The National Institute of Health should continue to take the lead as it is in the best position to coordinate efforts. The NFL was accused of tampering with NIH decisions but that turned out not to be true. Lets get politics out and let scientists do their job.
MMMD 4: Patriots finally get some injury luck
New England has been among the league leaders in both victories and injuries. Sunday, their third left tackle was injured but the early news seems to be positive.
Sebastian Vollmer had his left ankle rolled up on, was carted off the field and immediately ruled out. The best-case scenario of a high ankle sprain still would have him out for weeks but that is much better than a season-ending fracture.
Depending on the extent of ligament damage seen by MRI and the amount of swelling, Vollmer should be back this season. The question is when and if he will make it for the Patriots first playoff game in the divisional round.
MMMD 5: Playoff teams overcome injury
The Patriots and Steelers have overcome their share of injuries. The Chiefs have won nine straight games after losing Jamaal Charles. The Jets successes may be tied to Geno Smith’s off-field injury, which cemented Ryan Fitzpatrick as the starter.
Four of the six current AFC playoff starting QBs are surprises: AJ McCarron, Brock Oswwiler, Brandon Weeden and Fitzpatrick. Depth has never been more important.
6: Medical potpourri

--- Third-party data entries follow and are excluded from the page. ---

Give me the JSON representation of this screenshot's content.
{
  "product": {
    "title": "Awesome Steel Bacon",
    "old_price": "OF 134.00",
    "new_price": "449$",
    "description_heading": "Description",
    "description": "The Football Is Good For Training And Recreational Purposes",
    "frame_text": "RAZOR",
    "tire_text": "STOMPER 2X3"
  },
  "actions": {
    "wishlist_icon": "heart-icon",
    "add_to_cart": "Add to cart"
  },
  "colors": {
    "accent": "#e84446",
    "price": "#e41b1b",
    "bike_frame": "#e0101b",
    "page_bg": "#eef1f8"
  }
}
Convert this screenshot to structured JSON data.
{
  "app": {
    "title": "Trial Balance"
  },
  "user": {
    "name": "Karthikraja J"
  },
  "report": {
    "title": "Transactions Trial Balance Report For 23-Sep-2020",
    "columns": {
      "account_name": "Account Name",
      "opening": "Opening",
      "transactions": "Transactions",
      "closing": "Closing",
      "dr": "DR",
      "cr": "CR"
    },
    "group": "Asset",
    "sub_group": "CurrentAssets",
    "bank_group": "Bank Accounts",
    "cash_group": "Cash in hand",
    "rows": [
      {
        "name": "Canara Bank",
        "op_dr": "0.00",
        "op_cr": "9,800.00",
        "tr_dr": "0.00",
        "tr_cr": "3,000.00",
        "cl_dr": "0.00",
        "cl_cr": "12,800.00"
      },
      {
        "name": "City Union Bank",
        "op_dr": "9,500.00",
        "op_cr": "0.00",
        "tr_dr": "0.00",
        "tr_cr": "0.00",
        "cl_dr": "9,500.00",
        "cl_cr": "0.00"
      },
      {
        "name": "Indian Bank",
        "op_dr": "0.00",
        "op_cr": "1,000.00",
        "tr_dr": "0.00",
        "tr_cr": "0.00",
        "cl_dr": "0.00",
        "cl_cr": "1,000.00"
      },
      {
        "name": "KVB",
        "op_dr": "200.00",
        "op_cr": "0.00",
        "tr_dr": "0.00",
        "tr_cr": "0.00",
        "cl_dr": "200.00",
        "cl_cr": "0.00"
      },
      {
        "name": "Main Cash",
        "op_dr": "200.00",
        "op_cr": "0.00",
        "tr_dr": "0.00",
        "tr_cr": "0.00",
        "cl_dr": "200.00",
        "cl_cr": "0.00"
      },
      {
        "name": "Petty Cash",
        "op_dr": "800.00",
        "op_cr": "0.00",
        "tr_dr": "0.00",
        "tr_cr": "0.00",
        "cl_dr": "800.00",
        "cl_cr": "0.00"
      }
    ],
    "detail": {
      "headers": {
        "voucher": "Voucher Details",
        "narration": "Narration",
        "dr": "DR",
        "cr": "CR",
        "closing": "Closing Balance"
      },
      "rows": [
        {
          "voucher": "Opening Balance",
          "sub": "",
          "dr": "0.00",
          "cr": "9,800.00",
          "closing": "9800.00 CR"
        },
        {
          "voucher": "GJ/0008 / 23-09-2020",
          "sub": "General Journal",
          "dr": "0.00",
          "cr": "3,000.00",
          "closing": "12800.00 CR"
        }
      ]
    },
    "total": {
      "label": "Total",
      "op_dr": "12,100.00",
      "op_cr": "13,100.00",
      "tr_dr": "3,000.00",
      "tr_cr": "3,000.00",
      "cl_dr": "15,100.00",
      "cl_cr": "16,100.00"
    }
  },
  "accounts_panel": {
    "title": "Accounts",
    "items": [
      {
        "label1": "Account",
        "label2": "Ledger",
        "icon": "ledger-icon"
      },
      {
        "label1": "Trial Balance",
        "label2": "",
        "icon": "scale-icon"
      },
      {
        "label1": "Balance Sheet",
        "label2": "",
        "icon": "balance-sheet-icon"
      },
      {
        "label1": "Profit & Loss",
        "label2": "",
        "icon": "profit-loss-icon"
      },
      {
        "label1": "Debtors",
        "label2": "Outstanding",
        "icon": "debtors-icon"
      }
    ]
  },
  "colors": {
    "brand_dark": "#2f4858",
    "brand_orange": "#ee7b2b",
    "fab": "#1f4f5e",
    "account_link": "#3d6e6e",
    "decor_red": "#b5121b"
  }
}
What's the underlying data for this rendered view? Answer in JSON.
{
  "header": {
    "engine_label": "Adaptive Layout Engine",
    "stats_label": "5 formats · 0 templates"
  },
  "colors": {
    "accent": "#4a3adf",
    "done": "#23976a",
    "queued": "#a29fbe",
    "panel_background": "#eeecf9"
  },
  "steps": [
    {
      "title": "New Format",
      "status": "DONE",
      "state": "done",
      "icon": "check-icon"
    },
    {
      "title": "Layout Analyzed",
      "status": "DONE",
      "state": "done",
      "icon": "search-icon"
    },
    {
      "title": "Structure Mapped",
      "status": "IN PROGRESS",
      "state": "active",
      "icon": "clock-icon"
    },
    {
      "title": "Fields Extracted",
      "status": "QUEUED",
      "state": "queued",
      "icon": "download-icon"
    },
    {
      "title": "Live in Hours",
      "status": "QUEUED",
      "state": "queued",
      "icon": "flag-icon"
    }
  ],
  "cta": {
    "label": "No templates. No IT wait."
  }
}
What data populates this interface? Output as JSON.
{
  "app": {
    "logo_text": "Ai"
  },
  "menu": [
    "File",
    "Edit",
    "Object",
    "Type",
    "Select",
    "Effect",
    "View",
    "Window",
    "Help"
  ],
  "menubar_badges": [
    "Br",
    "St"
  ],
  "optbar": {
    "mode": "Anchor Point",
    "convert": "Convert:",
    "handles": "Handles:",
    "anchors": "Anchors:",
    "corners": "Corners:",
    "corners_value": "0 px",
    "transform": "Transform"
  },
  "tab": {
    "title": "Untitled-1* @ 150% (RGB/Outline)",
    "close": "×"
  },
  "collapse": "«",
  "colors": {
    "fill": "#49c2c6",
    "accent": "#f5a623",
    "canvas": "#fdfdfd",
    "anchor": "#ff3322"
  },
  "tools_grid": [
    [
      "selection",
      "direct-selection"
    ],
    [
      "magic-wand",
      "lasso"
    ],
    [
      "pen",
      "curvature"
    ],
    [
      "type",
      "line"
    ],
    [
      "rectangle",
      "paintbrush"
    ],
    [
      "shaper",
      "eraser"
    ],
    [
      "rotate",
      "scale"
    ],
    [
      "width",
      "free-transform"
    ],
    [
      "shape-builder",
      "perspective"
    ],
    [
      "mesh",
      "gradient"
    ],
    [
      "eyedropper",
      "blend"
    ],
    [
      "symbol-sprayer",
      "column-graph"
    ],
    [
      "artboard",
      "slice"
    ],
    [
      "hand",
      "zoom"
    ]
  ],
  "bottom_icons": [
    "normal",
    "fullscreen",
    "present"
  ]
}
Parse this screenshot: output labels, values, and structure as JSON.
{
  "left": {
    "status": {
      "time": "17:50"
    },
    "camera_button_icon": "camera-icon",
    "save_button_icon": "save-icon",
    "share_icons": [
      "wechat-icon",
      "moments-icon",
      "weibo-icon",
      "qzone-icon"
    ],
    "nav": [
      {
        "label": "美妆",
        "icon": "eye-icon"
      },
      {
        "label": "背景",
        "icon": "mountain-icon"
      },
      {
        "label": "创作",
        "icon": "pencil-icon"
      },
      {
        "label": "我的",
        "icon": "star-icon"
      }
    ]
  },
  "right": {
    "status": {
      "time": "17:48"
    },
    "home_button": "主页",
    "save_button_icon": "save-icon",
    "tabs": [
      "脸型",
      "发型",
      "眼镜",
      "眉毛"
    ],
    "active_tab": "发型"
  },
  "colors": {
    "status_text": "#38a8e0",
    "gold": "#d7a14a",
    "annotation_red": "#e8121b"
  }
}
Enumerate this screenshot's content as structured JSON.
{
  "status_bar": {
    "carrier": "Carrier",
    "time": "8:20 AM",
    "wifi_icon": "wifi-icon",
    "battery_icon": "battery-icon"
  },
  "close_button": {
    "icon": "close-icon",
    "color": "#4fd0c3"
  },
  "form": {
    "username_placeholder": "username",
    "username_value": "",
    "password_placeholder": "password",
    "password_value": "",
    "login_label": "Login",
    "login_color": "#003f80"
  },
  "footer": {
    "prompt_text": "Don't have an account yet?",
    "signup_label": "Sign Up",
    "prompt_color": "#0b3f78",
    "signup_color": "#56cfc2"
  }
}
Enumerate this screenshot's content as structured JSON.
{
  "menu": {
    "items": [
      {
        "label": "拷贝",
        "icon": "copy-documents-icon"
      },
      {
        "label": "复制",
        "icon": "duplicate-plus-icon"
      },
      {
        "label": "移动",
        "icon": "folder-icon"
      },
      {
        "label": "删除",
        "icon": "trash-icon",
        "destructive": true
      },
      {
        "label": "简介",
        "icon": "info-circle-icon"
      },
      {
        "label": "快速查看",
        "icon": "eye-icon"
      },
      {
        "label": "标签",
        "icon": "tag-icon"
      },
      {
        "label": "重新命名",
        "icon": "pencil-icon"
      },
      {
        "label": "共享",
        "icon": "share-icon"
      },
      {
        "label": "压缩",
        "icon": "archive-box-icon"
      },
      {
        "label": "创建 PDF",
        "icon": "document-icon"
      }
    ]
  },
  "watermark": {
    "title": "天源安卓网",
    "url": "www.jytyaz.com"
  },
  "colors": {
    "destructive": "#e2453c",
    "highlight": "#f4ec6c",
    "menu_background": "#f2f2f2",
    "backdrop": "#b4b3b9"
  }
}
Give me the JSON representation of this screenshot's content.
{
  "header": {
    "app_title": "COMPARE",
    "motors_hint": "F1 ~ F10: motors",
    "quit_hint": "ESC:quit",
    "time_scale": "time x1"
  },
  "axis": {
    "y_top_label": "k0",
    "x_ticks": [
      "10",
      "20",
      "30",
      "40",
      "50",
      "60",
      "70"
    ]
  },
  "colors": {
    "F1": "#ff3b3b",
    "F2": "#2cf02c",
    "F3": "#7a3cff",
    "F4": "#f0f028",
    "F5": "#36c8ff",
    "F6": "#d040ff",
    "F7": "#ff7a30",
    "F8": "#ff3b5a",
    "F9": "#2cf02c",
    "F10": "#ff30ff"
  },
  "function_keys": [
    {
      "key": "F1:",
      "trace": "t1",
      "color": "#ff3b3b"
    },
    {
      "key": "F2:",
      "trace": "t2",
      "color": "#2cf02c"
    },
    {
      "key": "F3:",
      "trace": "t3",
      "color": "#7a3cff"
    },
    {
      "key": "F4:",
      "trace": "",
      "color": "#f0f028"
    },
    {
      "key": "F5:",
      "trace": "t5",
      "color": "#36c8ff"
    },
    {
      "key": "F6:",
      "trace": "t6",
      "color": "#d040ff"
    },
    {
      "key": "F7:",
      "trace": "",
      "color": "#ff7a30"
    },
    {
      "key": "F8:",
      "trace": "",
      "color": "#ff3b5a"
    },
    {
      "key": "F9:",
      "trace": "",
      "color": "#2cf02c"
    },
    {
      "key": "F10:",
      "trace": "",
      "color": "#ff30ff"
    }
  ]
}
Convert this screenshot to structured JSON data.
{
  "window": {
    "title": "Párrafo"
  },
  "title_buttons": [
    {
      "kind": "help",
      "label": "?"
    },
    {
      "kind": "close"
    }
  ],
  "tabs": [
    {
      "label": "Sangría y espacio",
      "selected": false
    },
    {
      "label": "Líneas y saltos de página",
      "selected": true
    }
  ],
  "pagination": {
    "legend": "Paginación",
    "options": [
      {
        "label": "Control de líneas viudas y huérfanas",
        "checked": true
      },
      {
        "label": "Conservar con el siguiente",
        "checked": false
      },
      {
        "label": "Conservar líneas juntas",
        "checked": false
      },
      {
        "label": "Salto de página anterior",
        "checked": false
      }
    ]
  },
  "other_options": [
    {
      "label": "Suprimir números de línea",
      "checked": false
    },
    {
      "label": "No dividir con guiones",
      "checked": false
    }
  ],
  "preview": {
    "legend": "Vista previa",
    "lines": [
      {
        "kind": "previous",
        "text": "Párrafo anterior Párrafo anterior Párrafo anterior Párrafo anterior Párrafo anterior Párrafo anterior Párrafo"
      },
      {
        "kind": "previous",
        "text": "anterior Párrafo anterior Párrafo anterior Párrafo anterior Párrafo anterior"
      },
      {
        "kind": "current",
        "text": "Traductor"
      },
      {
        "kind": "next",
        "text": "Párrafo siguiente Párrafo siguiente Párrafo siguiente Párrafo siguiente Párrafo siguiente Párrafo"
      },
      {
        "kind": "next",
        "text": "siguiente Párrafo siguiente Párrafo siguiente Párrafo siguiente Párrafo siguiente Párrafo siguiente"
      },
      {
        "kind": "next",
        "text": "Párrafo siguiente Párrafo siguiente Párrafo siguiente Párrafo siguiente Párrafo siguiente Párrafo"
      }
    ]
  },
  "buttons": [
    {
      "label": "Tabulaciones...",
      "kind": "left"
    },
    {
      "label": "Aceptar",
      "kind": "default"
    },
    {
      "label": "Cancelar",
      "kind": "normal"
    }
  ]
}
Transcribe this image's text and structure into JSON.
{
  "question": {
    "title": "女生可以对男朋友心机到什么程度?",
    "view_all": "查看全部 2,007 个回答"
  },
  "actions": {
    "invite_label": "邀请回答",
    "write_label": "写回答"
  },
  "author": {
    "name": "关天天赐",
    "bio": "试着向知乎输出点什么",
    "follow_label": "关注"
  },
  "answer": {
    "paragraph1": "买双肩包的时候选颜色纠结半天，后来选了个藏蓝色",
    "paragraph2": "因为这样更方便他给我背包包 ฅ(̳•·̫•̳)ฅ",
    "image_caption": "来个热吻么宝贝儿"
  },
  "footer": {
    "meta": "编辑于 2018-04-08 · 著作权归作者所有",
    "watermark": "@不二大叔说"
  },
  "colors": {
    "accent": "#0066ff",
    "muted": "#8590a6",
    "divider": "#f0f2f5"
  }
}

As expected, Carson Palmer’s index finger was a relative non-issue as he led the Cardinals within reach of potential home-field advantage.
By video, Matt Hasselbeck separated his throwing shoulder. An AC joint sprain was later confirmed.
At this point, Andrew Luck (two months out from kidney laceration) is the more likely starter as the Colts hope to get to 8-8 and win a playoff spot.
Dez Bryant was inactive due to a foot injury. I hope this is unrelated to his Jones fracture. NFL athletes typically return at 6-8 weeks( Bryant came back week 7), but this doesn’t mean the 5th metatarsal is completely healed. If this is related to his previous injury, it could signal further surgery.
Jadeveon Clowney left the game with a foot injury and was in a boot post-game. By video, there was no clear injury mechanism. I hope that means it is a minor injury.
Tamba Hali had surgery on his thumb and was inactive this week. He certainly will be ready for the playoffs, if not Week 17.
Ryan Tannehill had blood in his urine last week and was cleared to play. Blood in the urine is not unheard of in the NFL but I am sure the Dolphins medical staff took all precautions.
Kenbrell Thompkins was carted off with a non-contact injury. Thankfully it was only his calf but that still puts him likely out for the final game.
MMMD 7: ProFootballDoc scorecard
Tyrann Mathieu unfortunately did tear his ACL. So far, Vollmer avoided season ending injury. Hasselbeck will likely miss the finale with an AC joint injury. Brees played through his foot injury. Marcus Easley was initially reported as a leg injured and carted off with a fracture type splint. By video, it appeared to be a knee ligament injury which was later confirmed. T.J. Yeldon was unable to play with his MCL.
Fortunately, Adrian Peterson’s high ankle sprain was mild and he played this week while Palmer played well with his finger injury but they were already correctly tallied last week.
Thompkins avoided ACL injury with his non-contact open field injury. Although, I didn’t formally make the call of a tear, my tweet was misleading and I will count it as a mistake.
Last week’s 129-8 (94.1%) tally is now 135-9 (93.75%).
Follow David on Twitter: @profootballdoc
Dr. David Chao is a former NFL head team physician with 17 years of sideline, locker and training room experience. He currently has a successful orthopedic/sports medicine practice in San Diego.